The 2017 Housing Market: Should I Rent or Purchase?

By Phil Bost

The jump from renting to buying is a huge milestone in life. Ever since the Subprime Mortgage Crisis of 2008, trends and predictions have flowed about who will buy, when and if Millennials will buy, and how long it will take the market to settle back down. Those interested in buying or renting out property in 2017 will want to look at the financial forecast of the housing market for the coming year. Experts in economics have predicted an overall steady housing market for the next year. While the close of 2016 should not be majorly affected, trending housing demands, the beginning of President Trump’s term, and a hike in interest rates will likely create a slower but still rising year. As always, whether you buy or rent will depend on a few factors, including your age, financial situation, and distance you are willing to move. Here are a few tips as well as explanations of the market predictions that will help you determine whether you should rent or purchase a unit in 2017.
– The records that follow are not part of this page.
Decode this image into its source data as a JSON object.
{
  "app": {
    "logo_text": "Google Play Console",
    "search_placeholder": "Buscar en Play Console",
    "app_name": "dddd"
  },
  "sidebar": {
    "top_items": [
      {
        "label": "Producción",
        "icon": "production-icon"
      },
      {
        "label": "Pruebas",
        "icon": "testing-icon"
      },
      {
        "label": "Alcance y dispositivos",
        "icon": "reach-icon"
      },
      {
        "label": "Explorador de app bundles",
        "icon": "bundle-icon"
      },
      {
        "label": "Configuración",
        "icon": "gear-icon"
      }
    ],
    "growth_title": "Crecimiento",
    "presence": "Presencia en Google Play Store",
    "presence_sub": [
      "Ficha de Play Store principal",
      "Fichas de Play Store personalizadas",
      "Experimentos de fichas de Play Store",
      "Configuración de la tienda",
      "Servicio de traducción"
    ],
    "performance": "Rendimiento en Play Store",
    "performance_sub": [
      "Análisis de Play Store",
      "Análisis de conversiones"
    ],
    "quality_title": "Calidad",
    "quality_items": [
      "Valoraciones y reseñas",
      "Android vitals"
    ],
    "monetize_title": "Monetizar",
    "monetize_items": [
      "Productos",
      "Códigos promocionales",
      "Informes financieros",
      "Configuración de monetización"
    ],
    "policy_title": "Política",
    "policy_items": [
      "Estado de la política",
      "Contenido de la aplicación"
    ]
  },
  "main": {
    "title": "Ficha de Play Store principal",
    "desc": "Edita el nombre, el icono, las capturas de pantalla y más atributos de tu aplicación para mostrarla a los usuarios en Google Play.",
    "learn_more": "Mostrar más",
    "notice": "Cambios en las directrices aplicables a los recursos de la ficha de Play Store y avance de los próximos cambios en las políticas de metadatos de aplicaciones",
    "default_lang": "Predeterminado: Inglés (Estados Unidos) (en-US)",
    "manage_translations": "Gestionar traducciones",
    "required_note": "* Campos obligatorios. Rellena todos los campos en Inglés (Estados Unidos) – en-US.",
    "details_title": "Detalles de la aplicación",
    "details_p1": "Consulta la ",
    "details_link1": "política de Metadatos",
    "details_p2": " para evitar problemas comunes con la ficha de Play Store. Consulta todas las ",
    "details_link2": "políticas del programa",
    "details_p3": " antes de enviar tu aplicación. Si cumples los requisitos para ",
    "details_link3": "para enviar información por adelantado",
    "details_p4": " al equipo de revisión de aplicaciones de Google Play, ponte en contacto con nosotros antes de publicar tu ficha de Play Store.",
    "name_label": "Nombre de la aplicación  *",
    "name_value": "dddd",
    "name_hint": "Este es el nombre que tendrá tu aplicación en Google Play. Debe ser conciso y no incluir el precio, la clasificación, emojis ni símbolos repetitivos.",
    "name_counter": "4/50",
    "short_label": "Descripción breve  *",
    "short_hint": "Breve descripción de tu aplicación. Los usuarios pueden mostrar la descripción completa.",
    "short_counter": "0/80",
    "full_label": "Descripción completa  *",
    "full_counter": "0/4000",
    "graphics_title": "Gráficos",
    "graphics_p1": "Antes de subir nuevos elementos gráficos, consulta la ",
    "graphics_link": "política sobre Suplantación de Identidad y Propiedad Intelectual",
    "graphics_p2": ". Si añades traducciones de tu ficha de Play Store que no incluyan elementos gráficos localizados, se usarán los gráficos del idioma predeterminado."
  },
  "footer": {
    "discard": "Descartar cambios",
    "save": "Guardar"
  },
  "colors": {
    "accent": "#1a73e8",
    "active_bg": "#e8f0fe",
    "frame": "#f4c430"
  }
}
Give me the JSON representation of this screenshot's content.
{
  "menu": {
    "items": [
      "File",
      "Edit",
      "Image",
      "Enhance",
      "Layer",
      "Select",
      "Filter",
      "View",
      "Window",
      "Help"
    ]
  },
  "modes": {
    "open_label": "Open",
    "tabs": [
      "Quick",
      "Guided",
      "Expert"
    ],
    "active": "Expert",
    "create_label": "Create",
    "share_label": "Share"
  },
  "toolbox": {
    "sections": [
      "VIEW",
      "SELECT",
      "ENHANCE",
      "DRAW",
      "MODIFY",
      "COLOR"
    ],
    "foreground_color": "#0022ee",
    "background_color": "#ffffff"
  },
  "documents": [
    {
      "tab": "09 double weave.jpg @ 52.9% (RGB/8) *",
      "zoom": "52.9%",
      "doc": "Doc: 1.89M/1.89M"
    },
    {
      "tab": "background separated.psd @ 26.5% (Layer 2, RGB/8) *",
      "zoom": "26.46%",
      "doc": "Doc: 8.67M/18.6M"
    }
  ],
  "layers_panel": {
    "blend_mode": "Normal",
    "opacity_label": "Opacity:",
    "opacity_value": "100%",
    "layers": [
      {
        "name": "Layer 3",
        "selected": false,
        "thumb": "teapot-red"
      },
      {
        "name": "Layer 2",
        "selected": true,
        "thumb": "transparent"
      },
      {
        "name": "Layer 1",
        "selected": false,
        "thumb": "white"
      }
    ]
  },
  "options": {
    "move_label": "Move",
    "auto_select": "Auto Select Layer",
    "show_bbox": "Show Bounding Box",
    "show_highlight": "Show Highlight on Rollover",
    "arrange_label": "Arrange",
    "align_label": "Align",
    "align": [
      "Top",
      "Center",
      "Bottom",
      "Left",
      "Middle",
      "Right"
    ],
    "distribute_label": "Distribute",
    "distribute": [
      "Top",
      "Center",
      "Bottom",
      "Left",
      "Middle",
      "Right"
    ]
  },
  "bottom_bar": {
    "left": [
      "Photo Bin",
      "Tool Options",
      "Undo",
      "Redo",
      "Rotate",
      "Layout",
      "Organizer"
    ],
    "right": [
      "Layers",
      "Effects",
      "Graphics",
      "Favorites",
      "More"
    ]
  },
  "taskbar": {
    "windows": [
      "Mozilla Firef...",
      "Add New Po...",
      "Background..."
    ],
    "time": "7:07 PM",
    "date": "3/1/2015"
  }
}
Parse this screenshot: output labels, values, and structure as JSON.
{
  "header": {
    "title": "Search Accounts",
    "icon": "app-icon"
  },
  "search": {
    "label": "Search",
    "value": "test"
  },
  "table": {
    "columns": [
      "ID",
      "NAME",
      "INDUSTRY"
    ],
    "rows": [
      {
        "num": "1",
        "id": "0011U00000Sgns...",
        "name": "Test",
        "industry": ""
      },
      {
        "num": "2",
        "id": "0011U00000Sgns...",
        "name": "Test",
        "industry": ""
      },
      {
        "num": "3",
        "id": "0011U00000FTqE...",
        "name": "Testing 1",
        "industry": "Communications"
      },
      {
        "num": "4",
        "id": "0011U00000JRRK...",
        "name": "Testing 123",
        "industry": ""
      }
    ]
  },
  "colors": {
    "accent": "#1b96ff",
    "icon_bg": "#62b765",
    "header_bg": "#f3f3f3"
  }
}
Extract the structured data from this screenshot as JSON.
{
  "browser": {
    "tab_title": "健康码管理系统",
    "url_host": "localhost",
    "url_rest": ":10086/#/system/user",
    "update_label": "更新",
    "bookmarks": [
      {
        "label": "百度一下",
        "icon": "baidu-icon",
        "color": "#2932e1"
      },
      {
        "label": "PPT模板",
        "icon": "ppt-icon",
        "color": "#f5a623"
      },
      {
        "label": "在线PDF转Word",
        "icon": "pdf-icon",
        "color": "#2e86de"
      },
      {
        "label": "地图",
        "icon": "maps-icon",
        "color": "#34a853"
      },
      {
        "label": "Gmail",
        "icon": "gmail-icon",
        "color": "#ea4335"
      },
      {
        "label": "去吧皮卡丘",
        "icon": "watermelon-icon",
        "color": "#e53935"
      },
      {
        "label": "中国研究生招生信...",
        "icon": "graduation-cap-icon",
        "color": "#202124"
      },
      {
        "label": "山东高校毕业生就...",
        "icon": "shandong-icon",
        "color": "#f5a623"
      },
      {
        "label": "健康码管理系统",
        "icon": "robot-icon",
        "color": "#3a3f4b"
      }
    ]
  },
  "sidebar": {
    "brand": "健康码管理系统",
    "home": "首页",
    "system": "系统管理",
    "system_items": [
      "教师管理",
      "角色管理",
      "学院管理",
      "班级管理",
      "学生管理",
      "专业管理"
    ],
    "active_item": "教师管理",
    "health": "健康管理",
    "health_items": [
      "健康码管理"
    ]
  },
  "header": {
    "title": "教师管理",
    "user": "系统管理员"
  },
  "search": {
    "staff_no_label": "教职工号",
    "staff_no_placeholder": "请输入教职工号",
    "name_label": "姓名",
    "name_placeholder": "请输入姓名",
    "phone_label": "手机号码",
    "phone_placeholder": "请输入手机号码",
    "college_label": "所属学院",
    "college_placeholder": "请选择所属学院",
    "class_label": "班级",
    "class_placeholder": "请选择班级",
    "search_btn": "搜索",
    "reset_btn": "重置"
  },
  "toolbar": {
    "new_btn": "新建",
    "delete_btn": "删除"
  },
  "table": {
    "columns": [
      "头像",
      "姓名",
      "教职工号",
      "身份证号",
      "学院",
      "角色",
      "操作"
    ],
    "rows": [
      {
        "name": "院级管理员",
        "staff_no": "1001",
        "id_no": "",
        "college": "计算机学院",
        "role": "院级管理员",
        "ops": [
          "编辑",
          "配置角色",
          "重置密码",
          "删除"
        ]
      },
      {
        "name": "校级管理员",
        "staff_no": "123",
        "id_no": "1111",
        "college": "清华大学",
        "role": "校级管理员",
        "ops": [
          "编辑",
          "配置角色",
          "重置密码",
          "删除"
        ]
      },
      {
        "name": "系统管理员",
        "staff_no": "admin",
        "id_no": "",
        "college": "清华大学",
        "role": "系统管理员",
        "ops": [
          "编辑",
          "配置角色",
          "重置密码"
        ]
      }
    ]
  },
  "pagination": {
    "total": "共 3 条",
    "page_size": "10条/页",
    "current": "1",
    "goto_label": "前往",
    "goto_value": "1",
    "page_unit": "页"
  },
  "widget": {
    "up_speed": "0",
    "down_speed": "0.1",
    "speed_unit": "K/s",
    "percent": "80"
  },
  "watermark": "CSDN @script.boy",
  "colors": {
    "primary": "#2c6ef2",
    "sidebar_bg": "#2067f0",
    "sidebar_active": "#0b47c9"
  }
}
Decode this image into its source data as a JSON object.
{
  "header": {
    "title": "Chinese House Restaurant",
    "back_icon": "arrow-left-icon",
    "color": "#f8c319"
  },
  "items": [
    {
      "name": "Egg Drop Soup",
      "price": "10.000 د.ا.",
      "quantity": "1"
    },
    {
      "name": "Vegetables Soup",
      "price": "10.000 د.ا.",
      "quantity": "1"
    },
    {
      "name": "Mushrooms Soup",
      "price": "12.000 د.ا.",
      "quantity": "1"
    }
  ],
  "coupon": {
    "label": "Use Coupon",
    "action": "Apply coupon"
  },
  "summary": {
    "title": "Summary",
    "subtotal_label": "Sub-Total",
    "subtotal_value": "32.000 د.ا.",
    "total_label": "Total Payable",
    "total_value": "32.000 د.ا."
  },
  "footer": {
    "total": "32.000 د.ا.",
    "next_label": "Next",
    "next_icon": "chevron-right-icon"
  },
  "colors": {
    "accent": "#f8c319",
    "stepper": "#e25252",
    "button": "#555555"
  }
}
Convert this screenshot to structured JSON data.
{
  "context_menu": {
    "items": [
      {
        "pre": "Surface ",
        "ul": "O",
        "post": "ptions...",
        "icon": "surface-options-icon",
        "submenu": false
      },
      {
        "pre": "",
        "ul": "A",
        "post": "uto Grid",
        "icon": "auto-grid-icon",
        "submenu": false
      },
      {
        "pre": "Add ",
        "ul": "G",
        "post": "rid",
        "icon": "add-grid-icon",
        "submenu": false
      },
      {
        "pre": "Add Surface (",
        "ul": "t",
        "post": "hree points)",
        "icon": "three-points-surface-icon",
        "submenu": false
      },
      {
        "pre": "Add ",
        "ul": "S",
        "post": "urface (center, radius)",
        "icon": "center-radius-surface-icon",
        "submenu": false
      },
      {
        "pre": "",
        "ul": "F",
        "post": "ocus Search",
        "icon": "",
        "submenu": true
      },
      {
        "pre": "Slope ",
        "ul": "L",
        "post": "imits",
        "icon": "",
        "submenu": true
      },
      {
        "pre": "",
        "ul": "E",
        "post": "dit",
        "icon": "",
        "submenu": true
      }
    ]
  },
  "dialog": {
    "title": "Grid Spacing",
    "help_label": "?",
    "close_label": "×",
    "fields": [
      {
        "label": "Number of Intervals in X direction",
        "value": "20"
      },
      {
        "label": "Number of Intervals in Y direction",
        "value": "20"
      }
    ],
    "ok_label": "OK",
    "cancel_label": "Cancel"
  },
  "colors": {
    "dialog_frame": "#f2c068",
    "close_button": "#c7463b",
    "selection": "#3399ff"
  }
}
  1. Consider Your Location to Buy. Ask yourself: Where are you willing to move? Housing price is all about location, location, location. Some cities are seeing higher demand and rising home prices while towns on the fringes slowly develop. If you are looking for a home in a particular area, it is best to consult an experienced realtor in the field who knows the area. Many people find realtors through word of mouth, but there are also websites that will match you with a realtor. A realtor who knows the area will match your needs with the best prices and will be able to give you financing tips that will suite you. If you are more open to locations out of the city or state, you might find more prime options. Housing markets in cities like Denver, Colorado; Seattle, Washington; Richmond, Virginia; Tampa, Florida; San Diego, California, and many more are attracting investors and might be good options to find a home. If you are willing to move out of state, research different cities to determine which lifestyle is right for you, and whether the job market is growing or stable in your field of work (unless you are flexible on that term).
  2. Stick to a Budget. The 2008 Subprime Mortgage Crisis sobered up the public as well as the banks and federal government about affordability. If you feel in over your head about mortgages, fixed interest rates, and what your monthly budget can sustain in this rising market, then it is wise to consult with your realtor. Again, a realtor should be able to simplify the terms based on your income and expectations. It is easy to fall in love and romanticize your life in the beautiful new home you just saw, but don’t be fooled: if it is out of your budget along with your other monthly expenses, …read more